Penny Rabiger takes over our ‘blogs of the week’ slot once every half-term to point to the best of the education podcasts
Bilal, Kwaku, Patrick and Tom are four black and mixed-heritage young men who became friends while studying at Cambridge University. Apart from the joy of being able to listen in to what feels like a fireside chat with a lovely group of insightful and articulate people, this is a useful podcast for teachers who are involved in the work of preparing students for higher education. Especially if you want to think critically about what you are preparing students for at Russell Group universities. Series 2 Episode 5 is a personal favourite for me, ‘What is in a name?’ Here they discuss what our names say about us and how they allow us to navigate certain spaces differently. As teachers, remembering names is important – and pronouncing them correctly is vital.
Teacher Anjum Peerbacos and human rights activist Heena Khaled discuss news, education, politics and more from their perspective as hijabi Muslim women educators. The episode ‘Knife Crime, the UK, Youth Crime, the Scottish Way and Tory Cuts’ unpacks some of the statistics, assumptions and tried remedies to the issues behind the problems of youth and knife crime. While we may feel the pressure is on schools and youth services to solve this, evidence shows that looking at the root causes and treating it as a public health matter has been useful in finding a durable solution – and one that could be applied in England.
The ‘think-and-action-tank’ LKMco has had a podcast for some time. It launched its newest episode under its rebranded name, the Centre for Education and Youth (CfEY), with a handy round-up of the changes that CfEY, and the education sector as a whole, have been through over the past ten years. It’s been a choppy decade, as you will probably be able to lay testament to from your own experience in the sector. The link between education and social justice is clearly explored, as well as the importance of including young people’s voices in any research or policy proposals that concern them. Well worth a listen for anyone working with young people.

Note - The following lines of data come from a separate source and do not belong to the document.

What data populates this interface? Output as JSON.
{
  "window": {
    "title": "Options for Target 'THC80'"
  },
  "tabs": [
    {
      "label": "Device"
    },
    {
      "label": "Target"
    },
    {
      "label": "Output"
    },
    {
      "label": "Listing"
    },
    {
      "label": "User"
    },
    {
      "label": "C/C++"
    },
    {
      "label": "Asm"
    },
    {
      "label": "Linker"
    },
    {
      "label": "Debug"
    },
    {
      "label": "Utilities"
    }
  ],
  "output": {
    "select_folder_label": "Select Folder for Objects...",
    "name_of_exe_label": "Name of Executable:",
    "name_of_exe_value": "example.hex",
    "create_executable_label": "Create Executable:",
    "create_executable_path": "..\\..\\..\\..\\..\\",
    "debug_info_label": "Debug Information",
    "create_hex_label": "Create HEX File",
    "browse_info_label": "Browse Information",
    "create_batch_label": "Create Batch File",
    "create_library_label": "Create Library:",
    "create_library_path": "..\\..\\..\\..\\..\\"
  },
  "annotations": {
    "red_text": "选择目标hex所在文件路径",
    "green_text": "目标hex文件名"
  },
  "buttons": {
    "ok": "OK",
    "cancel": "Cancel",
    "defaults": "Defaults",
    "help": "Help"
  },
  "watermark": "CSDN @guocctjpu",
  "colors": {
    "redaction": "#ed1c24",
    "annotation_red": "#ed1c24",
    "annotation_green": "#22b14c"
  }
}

This podcast is a fascinating in-depth look into New York City’s Charter School movement and has potentially some resonance with the direction of our own education system. With over a million young people in New York City’s public schools, many of whom are not adequately literate or numerate, it’s largely poor, non-white children who are stuck in the lowest-performing schools. The first episode sets out the challenge, and the founder and CEO of Success Academy is the subject of the second episode of this seven-episode special from the StartUp podcast series. Success Academy has a bold vision and is actually making progress, but at what cost and to whom? I would recommend starting at the beginning, but if you want to jump in at random then episode 5, ‘Expectations’ is gripping listening, with many parallels to challenges on this side of the pond.
This podcast digs deep into the world of PE, shares resources and speaks to PE practitioners from across the globe. Despite being prone to a little netball playing myself, I am straying from my area of expertise here. There are over 100 episodes, including ones that are not only useful to PE practitioners, but also to teachers that want to use their discipline to stimulate innovation, build character and self-esteem in their young charges. I found it interesting to listen to the episode with Richard Shorter (episode 134) about exactly these topics. Richard talks through his eclectic mix of professional occupations and how he supports schools to think about physical education in a different way. Keep a pen and paper handy, you’ll want to take notes!